> [How to complete this task]
Examine each line of the data. Copy those that contain the string "Inglés".
Segment Start: Listed records
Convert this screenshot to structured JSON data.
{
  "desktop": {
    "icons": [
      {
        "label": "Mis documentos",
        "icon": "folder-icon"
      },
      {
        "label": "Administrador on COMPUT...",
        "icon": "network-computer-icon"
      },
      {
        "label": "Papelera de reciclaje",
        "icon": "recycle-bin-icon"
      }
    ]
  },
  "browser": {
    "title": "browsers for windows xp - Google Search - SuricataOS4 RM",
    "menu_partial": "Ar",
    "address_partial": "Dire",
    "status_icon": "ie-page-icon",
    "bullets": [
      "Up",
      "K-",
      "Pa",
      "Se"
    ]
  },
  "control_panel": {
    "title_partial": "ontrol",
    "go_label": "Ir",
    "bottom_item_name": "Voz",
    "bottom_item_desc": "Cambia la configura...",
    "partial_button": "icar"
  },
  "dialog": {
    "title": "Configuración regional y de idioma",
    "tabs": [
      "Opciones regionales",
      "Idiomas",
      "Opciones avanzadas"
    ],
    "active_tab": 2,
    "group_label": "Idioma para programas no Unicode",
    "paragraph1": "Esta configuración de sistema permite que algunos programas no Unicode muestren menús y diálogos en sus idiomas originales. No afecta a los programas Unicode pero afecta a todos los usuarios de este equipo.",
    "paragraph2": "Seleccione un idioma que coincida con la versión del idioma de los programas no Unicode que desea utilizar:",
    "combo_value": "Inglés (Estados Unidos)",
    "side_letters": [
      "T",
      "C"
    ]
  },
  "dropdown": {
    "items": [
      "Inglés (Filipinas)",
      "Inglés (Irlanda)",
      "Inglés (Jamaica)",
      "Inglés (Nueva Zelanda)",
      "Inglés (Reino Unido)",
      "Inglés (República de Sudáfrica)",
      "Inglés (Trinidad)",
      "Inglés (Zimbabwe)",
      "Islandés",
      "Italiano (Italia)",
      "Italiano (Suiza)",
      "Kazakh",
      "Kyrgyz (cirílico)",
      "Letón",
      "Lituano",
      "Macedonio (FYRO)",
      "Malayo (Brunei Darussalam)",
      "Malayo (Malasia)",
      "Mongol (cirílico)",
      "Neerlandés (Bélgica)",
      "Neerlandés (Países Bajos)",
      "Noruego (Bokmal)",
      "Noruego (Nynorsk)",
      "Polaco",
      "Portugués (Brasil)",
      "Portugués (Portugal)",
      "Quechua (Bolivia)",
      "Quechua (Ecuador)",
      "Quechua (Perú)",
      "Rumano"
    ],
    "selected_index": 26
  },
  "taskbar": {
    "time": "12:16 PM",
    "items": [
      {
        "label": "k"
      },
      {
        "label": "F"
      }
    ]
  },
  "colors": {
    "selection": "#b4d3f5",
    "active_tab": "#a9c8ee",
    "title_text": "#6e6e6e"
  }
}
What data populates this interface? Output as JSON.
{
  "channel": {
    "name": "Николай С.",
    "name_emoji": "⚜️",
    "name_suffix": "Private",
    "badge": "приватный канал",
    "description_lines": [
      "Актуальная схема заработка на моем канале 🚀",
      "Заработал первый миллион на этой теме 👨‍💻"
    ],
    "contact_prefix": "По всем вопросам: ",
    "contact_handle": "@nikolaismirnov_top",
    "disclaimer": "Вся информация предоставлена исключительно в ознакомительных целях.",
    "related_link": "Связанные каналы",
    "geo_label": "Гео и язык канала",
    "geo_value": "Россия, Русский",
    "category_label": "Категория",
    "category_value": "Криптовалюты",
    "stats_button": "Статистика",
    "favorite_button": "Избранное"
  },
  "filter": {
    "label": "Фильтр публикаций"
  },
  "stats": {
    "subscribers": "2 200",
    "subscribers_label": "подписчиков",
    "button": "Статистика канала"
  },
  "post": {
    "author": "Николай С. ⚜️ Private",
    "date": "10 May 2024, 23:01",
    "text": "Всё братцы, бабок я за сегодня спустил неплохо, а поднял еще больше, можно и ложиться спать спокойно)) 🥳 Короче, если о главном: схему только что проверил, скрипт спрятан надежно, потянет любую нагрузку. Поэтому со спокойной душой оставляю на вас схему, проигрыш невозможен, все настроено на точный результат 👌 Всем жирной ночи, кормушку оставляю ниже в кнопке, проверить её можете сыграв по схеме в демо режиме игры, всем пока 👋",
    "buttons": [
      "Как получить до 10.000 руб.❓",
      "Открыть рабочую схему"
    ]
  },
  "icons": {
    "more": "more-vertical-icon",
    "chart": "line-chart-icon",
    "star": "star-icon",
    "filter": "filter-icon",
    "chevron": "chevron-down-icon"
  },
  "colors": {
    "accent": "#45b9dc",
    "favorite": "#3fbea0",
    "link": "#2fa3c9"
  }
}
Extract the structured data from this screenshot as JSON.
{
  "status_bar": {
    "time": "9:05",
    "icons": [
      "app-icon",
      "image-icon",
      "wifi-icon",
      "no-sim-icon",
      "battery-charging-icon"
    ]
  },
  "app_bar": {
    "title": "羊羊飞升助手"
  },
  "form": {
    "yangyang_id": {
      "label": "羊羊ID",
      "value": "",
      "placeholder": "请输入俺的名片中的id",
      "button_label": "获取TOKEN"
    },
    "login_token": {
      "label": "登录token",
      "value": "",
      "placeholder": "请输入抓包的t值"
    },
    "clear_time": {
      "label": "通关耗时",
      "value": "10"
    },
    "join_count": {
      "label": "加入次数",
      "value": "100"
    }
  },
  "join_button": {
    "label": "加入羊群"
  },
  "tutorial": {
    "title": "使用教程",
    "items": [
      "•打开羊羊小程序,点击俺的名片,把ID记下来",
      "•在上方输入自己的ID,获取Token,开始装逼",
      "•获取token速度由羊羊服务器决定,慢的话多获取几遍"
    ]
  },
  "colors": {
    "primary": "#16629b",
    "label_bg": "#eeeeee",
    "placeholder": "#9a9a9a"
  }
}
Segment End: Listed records
> [Result of the task]
    "combo_value": "Inglés (Estados Unidos)",
      "Inglés (Filipinas)",
      "Inglés (Irlanda)",
      "Inglés (Jamaica)",
      "Inglés (Nueva Zelanda)",
      "Inglés (Reino Unido)",
      "Inglés (República de Sudáfrica)",
      "Inglés (Trinidad)",
      "Inglés (Zimbabwe)",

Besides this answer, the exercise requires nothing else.